═══ PROVIDED DATA ═══

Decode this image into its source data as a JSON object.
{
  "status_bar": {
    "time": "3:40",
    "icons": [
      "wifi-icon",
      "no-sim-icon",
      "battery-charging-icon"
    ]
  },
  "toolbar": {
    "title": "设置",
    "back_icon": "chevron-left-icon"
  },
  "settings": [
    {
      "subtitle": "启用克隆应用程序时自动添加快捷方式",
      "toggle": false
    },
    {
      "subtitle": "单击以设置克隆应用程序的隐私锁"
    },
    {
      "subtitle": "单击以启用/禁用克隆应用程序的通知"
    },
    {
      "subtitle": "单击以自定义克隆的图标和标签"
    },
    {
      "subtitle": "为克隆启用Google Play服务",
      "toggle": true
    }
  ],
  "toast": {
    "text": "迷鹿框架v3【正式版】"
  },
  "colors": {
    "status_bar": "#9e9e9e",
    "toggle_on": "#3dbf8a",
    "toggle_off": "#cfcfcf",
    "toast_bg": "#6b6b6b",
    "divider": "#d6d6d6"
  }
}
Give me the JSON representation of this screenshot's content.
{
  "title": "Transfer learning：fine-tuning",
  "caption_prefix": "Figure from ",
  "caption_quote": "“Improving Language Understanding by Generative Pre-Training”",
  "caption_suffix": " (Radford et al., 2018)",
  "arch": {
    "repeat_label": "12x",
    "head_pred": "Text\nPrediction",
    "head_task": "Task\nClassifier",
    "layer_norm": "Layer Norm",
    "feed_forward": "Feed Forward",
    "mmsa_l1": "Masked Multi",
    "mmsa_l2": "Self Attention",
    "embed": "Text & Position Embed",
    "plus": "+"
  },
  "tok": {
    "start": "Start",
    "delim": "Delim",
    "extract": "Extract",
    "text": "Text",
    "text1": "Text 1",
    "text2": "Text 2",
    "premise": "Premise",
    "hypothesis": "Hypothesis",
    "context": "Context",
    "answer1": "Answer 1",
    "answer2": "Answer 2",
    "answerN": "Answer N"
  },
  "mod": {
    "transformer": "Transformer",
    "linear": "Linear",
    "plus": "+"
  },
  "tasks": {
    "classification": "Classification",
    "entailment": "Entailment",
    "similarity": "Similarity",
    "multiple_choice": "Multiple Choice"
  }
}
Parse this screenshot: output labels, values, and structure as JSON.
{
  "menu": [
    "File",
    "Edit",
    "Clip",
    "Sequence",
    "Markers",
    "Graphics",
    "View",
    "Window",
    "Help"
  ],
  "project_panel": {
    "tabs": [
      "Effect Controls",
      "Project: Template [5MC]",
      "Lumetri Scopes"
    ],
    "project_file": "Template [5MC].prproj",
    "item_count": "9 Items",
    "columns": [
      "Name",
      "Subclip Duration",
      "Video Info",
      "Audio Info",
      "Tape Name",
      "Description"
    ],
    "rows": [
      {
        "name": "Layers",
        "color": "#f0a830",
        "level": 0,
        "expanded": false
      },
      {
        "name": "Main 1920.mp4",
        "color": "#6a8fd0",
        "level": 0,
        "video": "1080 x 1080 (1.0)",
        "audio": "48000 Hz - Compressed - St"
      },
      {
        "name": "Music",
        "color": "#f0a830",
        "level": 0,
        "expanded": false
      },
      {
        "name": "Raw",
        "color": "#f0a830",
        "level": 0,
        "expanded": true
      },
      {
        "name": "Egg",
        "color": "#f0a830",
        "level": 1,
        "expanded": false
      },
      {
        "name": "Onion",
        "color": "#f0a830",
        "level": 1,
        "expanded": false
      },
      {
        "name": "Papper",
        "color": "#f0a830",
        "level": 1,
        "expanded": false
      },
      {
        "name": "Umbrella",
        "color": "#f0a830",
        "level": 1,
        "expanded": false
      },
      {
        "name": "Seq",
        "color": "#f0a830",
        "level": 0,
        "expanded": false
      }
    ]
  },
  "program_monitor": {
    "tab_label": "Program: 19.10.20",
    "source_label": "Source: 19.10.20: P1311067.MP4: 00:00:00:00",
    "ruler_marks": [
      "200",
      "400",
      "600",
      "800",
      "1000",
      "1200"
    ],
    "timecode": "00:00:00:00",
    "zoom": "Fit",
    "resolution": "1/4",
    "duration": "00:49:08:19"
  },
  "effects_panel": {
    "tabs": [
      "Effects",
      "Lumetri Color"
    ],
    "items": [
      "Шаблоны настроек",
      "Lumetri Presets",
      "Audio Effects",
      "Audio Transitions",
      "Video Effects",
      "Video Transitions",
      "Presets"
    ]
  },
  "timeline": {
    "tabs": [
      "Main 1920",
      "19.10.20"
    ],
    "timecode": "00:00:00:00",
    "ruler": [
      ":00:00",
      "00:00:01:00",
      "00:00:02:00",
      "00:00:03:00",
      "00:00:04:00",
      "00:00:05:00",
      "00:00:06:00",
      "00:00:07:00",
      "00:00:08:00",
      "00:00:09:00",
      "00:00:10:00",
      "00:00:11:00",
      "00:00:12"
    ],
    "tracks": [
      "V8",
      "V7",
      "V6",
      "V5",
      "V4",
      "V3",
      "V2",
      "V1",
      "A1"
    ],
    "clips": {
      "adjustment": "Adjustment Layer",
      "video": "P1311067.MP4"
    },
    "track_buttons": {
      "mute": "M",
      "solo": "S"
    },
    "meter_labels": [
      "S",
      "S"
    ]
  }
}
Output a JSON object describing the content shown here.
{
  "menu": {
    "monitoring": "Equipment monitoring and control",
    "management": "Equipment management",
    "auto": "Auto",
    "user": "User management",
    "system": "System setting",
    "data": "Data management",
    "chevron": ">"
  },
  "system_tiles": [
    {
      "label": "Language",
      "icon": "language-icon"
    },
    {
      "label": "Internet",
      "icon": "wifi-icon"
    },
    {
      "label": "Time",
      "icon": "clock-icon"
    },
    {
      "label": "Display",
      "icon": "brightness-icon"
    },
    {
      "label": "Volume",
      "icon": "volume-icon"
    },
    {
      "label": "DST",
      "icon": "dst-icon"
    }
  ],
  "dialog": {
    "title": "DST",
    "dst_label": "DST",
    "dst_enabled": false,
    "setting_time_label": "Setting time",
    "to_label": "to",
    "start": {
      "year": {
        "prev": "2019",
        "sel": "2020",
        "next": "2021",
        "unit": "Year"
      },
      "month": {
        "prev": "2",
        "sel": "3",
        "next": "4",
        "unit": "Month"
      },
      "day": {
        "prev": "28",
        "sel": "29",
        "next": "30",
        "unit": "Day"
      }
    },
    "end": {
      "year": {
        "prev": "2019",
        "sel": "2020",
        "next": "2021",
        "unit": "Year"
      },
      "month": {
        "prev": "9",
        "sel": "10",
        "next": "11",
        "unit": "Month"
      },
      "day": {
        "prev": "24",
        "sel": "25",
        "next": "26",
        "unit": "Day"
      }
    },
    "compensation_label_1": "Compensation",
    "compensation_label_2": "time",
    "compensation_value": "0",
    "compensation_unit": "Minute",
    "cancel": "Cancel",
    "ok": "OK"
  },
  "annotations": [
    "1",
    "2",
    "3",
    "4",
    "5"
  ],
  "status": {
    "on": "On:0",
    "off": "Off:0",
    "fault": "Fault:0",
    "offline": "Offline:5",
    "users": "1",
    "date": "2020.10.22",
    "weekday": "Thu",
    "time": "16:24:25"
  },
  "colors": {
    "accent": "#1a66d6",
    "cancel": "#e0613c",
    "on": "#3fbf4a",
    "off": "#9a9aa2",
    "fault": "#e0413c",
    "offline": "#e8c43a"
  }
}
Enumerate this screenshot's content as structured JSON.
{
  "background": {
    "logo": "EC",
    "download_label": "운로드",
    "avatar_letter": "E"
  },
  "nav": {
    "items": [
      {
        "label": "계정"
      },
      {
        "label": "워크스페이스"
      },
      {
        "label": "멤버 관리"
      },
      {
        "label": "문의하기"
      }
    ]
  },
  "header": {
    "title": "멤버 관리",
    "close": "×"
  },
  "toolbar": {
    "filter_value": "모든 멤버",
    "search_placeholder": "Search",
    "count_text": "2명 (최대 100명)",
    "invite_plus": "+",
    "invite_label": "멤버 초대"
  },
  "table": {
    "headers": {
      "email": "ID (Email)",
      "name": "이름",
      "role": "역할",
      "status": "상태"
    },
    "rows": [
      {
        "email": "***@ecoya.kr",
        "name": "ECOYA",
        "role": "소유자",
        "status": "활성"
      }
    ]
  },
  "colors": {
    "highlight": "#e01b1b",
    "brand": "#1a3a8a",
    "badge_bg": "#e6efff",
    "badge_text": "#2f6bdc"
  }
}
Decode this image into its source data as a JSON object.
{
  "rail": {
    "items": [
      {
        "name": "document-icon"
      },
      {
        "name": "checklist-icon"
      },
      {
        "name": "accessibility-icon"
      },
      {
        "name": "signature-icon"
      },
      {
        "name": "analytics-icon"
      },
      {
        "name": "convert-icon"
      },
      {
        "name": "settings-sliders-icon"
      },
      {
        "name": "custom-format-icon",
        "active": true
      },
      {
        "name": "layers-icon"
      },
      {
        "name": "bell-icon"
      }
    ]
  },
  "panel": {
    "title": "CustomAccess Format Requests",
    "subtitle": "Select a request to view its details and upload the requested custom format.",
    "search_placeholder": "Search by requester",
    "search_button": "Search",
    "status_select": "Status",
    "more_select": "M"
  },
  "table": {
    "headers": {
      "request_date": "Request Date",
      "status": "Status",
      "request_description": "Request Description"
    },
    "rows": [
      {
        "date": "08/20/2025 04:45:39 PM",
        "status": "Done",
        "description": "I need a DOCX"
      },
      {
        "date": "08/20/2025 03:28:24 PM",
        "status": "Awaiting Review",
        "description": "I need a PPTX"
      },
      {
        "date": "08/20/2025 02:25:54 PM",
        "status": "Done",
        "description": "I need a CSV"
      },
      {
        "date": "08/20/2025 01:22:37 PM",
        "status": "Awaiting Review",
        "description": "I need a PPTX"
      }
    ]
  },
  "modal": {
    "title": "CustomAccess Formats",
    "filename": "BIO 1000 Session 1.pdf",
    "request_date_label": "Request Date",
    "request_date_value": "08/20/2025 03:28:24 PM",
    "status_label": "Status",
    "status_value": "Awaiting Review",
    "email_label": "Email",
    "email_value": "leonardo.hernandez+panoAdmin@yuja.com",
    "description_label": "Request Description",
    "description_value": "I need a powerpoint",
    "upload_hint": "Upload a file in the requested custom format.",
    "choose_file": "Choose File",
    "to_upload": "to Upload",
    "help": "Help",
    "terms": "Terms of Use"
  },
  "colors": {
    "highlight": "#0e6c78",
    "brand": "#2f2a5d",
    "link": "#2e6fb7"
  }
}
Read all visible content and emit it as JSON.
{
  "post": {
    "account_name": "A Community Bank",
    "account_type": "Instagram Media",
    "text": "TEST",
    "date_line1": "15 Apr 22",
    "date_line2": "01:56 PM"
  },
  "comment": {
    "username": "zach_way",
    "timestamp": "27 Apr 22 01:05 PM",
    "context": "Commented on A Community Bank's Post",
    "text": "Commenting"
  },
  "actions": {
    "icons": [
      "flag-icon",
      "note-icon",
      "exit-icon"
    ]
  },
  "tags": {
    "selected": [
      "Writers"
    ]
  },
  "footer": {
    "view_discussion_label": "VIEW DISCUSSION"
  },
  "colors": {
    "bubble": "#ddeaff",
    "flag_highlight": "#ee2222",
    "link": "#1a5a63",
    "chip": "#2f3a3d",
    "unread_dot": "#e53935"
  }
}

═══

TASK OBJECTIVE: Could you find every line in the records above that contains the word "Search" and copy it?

OUTPUT OF THE EXERCISE:
    "search_placeholder": "Search",
    "search_placeholder": "Search by requester",
    "search_button": "Search",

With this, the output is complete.